Overall, El Segundo has continued to make really tasty beers. It’s hard to find a lot of faults with this one…to nit pick I can find two: it’s a tad bit bitter at the start (but it’s an IPA so that’s kind of expected) and doesn’t have the crispest aftertaste. Otherwise, this is another really good IPA from them (and, of course, Stone Cold)! 8.5/10

8.5

Next up, a seasonal beer from Washington state that you need to grab as quickly as possible (it won’t be around past this month!).

Elysian is one of the bigger names from the Pacific Northwest, calling Seattle, Washington their home. They have been around for 20 years now, opening back in 1996, and have made over 350 different beers in that time. Since their inception they have grown to five locations in the Seattle area – with the Capitol Hill location being their original starting point.

You can find their bottles in 15 states (and one district) today: Alaska, Arizona, California, Colorado, Delaware, Idaho, Maryland, Montana, Missouri, Nevada, New Jersey, New York, Oregon, Pennsylvania, Washington, and DC.

I bring you all one of their Manic IPA Series (this series is a showcase of their love of hops) beers...their Dayglow IPA.

Dayglow was brewed with Centennial, El Dorado, and Mosaic hops and costs $5.99 for the 22-ounce bomber. I’m not sure if I just got lucky or if the internet is a little behind…because my bottle says it packs a 7.4% ABV but everything I found online says it’s only 6.5%. I’m hoping it’s the former though.

Regardless, this IPA poured bright copper color with mounds of head building up. At least three full fingers of sticky eggshell white head built up and fizzled away slowly – leaving thick clumps of bubbles attached to the glass as it left.

On the nose loads of juicy tropical fruit filled the air near my glass. There was a plentiful amount of pineapple and mango with some orange zest lying in wait behind.

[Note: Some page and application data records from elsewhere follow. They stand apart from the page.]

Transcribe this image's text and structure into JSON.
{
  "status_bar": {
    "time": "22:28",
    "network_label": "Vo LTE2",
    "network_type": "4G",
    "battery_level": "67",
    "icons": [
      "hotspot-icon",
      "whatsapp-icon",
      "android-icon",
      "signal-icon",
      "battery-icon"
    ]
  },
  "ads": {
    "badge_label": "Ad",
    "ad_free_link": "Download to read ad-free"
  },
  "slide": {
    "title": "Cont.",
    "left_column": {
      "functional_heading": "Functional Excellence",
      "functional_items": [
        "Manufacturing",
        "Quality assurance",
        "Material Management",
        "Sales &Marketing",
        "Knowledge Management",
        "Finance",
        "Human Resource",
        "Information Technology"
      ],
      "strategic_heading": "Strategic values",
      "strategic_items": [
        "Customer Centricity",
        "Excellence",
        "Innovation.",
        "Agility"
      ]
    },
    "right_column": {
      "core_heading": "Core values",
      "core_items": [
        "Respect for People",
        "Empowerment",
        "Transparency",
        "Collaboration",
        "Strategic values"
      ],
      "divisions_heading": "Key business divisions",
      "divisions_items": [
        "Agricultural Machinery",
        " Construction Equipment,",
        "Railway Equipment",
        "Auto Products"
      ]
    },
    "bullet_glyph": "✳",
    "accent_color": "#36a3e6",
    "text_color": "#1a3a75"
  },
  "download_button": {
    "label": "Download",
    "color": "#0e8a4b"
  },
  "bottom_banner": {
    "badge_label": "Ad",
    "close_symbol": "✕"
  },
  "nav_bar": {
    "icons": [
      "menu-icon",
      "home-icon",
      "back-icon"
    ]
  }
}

Along with the fruit, there was a light clove-like spice and just a dash of caramel from the malt. It was a really nice and inviting smell.

Once the head dissipated enough, I dove right in.

It begins with a smooth medium body, a quick bitter jab, and then just the slightest amount of carbonation…which was a little surprising after seeing all that head. Then, fading up ever so slowly, the sweet tropical flavors came in. As the smell indicated, pineapple led the way and took over almost immediately. The mango and orange were muted some but still came through towards the end of the sip. The caramel sweetness was also nearly non-existent in the flavor…it was all juicy hops.

Those hops did leave a slight lingering bitterness and dryness on my tongue after each sip but, at around 65 IBU, this is still a pretty mild IPA. The aftertaste was not my favorite part…kind of bitter and a little too sticky. But it just made me get to my next sip a bit quicker.

As Dayglow was drained from my glass that sticky head from the beginning didn’t get any less clingy; instead nearly the entire side of the cup was coated in a crisscross of foam. The 7.4% ABV (yes, I’m going with that one) was hidden entirely and could not be found even when I tried looking for it.

At the end of the day, if you’re a fan of IPAs at all…this is one you should check out. This hop-forward, yet smooth, IPA has lots of great flavors up front that stay consistent throughout the bottle. The one downfall I had with it was the dry bitterness that was left after each sip. Otherwise, it was a really solid beer that I wish I was able to get more of…especially since it won’t be around much longer. Get it now while you can still find it. 8/10

8 beers